The court properly decided that there was no variance between the contract declared on and the one offered in evidence.
The measure of damages, in this case, was not the value of the land when the contract was made, but its value at the time of the breach of that contract. Here no time was specified when the title from Tuller should be obtained. That portion of the contract on which the breach is assigned, is in these words: “ the undersigned agreeing to obtain a deed by quit-claim, or otherwise, for one-half of said sub-lot 9, of H. L. Tuller, or such other party as may have the title to the half part of said lot formerly conveyed to said H. L. Tuller.” The party did not claim to have the title himself, nor was he to make the conveyance. He agreed to procure the title from another, and without any specification of time within which it should be done. This gave to Gale a reasonable time within which to procure the conveyance. On the one side it was insisted, that the contract was broken after the expiration of a reasonable time, though both parties remained passive; while on the part of Dean it was insisted, that there could be no breach until he had requested Gale to perform and he had thereupon failed or refused to do so. We think neither of these positions is correct. We do not think that Gale, when he found he could not perform, was absolutely at the mercy of Dean, for the determination of the time when his liability should be fixed, and the measure of that liability determined. We think, after the expiration of a reasonable time, and after making all reasonable efforts to procure the conveyance from Tuller, without avail, that it was the right of Gale to notify Dean that he could not perform the contract, and thus, by his own affirmative act, create a breach and determine the time when the value of the land should be estimated, to establish the measure of damages which he was bound to pay, for the breach of the agreement. Until such notice was given, Dean had a right to believe that the' contract would be performed, and to make improvements and enjoy the premises, in view of that supposition ; but when he was notified that Gale could not perform the contract, by procuring the title, he was no longer at liberty to act as if it was to be performed, and if he made further improvements, or did other acts, on the assumption that it would be performed, he did them in his own wrong, and could not use them to enhance his damages. This is in accordance with those principles of reason and justice which characterize the common law. We should never so construe a contract as to give one party an unfair or an unreasonable advantage over another, unless such was the manifest intention of the parties at the time it was made. We cannot presume here that it was the intention *324of either party, at the time the contract was made, in case Gale should be unable to procure the conveyance from Tuller, that it should be left entirely to Dean’s discretion to postpone the time at which the value of the property should be taken for the pulpóse of fixing the measure of his damages, and that Gale should be obliged to stand by, dumb and powerless to act, and see the property rising in value, till it had arisen, as in this case, more than one thousand per cent., and then be obliged to respond in damages to the full enhanced value of the property. When the contract was made, both parties knew that it was uncertain whether it would be possible for Gale to perform or not, and it is not reasonable to suppose that Gale thought he was receiving, or that Dean believed he was paying, a consideration adequate to such a contingent liability, in case it should be impossible for Gale to perform. It is one of the cherished objects of the law to maintain a reciprocity between the parties to contracts, wherever that can be done without doing violence to the language used. It is just as unreasonable, and there is just as great a want of reciprocity, in allowing Dean to hold on indefinitely, before fixing the time for declaring the breach, in case he saw the property appreciating in value, as there would be in allowing Gale to do the same thing in case he saw the value of the property .depreciating. A just sense of reciprocity must require that either of the parties, after the lapse of a reasonable time, might declare a breach of the contract, if not performed; the one party by demanding performance and declaring it broken if it is not performed, and the other party by giving notice that he could not perform.

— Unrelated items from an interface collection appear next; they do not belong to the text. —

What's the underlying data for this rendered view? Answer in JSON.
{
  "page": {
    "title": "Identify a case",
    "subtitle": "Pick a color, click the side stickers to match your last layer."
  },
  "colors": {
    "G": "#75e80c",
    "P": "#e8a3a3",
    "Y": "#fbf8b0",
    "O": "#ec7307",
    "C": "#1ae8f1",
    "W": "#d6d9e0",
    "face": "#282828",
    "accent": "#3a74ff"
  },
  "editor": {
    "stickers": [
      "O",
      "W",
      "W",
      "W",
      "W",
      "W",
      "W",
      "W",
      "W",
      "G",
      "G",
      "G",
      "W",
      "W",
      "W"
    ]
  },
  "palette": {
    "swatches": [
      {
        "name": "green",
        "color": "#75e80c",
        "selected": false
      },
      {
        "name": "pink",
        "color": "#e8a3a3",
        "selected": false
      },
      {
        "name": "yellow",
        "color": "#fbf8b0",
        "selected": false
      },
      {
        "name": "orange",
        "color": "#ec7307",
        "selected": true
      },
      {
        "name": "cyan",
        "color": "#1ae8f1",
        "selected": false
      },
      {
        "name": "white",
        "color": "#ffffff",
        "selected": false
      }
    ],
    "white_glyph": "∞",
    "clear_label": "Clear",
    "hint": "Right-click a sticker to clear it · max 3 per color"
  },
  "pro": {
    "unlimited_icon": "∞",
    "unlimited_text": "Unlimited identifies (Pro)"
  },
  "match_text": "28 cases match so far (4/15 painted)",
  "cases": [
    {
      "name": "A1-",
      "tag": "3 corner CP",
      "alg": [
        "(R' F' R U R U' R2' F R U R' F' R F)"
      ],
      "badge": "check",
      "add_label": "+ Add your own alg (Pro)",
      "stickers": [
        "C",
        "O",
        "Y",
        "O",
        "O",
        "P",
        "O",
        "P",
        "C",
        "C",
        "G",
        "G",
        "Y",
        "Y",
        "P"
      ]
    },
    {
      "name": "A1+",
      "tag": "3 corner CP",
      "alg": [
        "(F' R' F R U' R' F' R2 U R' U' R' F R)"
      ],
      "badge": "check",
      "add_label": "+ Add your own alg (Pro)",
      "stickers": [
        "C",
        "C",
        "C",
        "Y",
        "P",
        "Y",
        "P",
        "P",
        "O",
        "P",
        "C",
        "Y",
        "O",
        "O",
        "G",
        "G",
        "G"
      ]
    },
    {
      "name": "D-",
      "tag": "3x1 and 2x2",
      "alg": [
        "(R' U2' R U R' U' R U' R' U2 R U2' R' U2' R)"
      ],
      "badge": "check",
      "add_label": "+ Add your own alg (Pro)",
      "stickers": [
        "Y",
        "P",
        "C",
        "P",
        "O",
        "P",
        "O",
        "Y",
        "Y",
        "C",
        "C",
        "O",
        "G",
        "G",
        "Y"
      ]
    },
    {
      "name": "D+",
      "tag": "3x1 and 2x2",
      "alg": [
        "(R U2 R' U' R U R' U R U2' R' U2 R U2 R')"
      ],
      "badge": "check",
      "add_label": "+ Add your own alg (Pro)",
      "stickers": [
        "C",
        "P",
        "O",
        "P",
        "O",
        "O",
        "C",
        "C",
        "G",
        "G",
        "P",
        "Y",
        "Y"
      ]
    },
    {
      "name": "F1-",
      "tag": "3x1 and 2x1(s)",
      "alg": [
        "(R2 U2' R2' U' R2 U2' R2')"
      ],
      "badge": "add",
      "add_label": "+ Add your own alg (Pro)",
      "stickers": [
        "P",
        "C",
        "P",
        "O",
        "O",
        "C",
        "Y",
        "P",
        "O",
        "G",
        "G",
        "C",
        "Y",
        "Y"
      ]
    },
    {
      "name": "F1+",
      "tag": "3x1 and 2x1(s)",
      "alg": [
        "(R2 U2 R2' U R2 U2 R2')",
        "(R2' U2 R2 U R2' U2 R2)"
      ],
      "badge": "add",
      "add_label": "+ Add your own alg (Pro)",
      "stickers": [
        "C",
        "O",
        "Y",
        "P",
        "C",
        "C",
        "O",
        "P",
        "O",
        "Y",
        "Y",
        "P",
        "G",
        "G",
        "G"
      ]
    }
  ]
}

There was evidence tending to show such a determination and breach of the agreement by Gale, after the lapse of a reasonable time to perform, if that had been possible ; and it was admitted on the trial that Gale had acted in good faith throughout, and it should have been left to the jury to say whether there had been such determination and breach by Gale. With a view to this, his counsel asked the court to instruct the jury as follows: “ If the jury shall believe, from the evidence, that the witness, James H. Rees, had interviews with the defendant, at the instance of the plaintiff, in relation to the procuring of the quit-claim deed referred to in the contract given in evidence, then the statements made by the defendant to said Rees, at these interviews, and by him communicated to the plaintiff, are to be considered by the jury as having been made by the defendant to the plaintiff; and if the jury shall believe that the defendant did not act in bad faith, either in making the contract or in failing to perform the same, and that the plaintiff, in the manner above stated, was informed of defendant’s inability to procure said quit-claim deed, then the measure of damages in this case will not exceed the *325value of the premises to be conveyed by said deed, at the time when such communication was made to the defendant, with interest thereon at six per cent, per annum, to the present time.” This instruction the court refused to give, but, on the contrary, instructed that the measure of damages was the value of the land at the time Dean demanded the performance and Gale’s non-compliance with such demand; to which rulings exceptions were taken. In this we think the court erred. The judgment must be reversed and the cause remanded.